## Exercise directions
Show every line of the data where the word "korpusz" can be found.

## Material for the task
+++

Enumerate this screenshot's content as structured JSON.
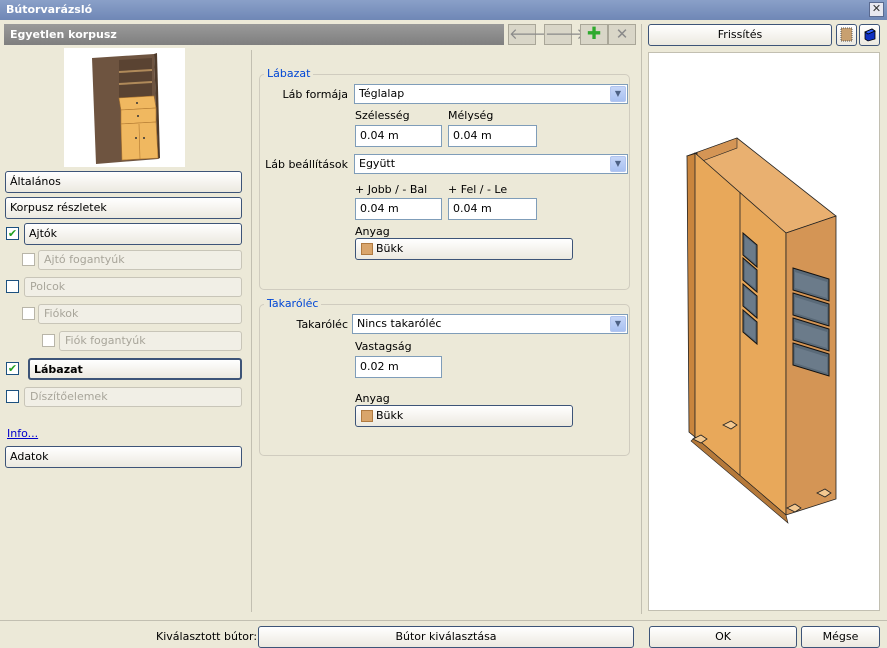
{
  "window": {
    "title": "Bútorvarázsló"
  },
  "header": {
    "title": "Egyetlen korpusz"
  },
  "icons": {
    "back": "arrow-left-icon",
    "forward": "arrow-right-icon",
    "add": "plus-icon",
    "delete": "x-icon",
    "close": "close-icon",
    "texture": "texture-icon",
    "cube": "cube-icon"
  },
  "sidebar": {
    "general": "Általános",
    "korpusz": "Korpusz részletek",
    "ajtok": "Ajtók",
    "ajto_fogantyuk": "Ajtó fogantyúk",
    "polcok": "Polcok",
    "fiokok": "Fiókok",
    "fiok_fogantyuk": "Fiók fogantyúk",
    "labazat": "Lábazat",
    "diszitoelemek": "Díszítőelemek",
    "info": "Info...",
    "adatok": "Adatok"
  },
  "labazat": {
    "group_title": "Lábazat",
    "shape_label": "Láb formája",
    "shape_value": "Téglalap",
    "width_label": "Szélesség",
    "width_value": "0.04 m",
    "depth_label": "Mélység",
    "depth_value": "0.04 m",
    "settings_label": "Láb beállítások",
    "settings_value": "Együtt",
    "right_left_label": "+ Jobb / - Bal",
    "right_left_value": "0.04 m",
    "up_down_label": "+ Fel / - Le",
    "up_down_value": "0.04 m",
    "material_label": "Anyag",
    "material_value": "Bükk"
  },
  "takarolec": {
    "group_title": "Takaróléc",
    "type_label": "Takaróléc",
    "type_value": "Nincs takaróléc",
    "thickness_label": "Vastagság",
    "thickness_value": "0.02 m",
    "material_label": "Anyag",
    "material_value": "Bükk"
  },
  "preview": {
    "refresh": "Frissítés"
  },
  "footer": {
    "selected_label": "Kiválasztott bútor:",
    "select_button": "Bútor kiválasztása",
    "ok": "OK",
    "cancel": "Mégse"
  },
  "colors": {
    "wood": "#e8a85a",
    "wood_dark": "#c9853d",
    "accent": "#0046d5"
  }
}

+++

## Exercise output
    "title": "Egyetlen korpusz"
    "korpusz": "Korpusz részletek",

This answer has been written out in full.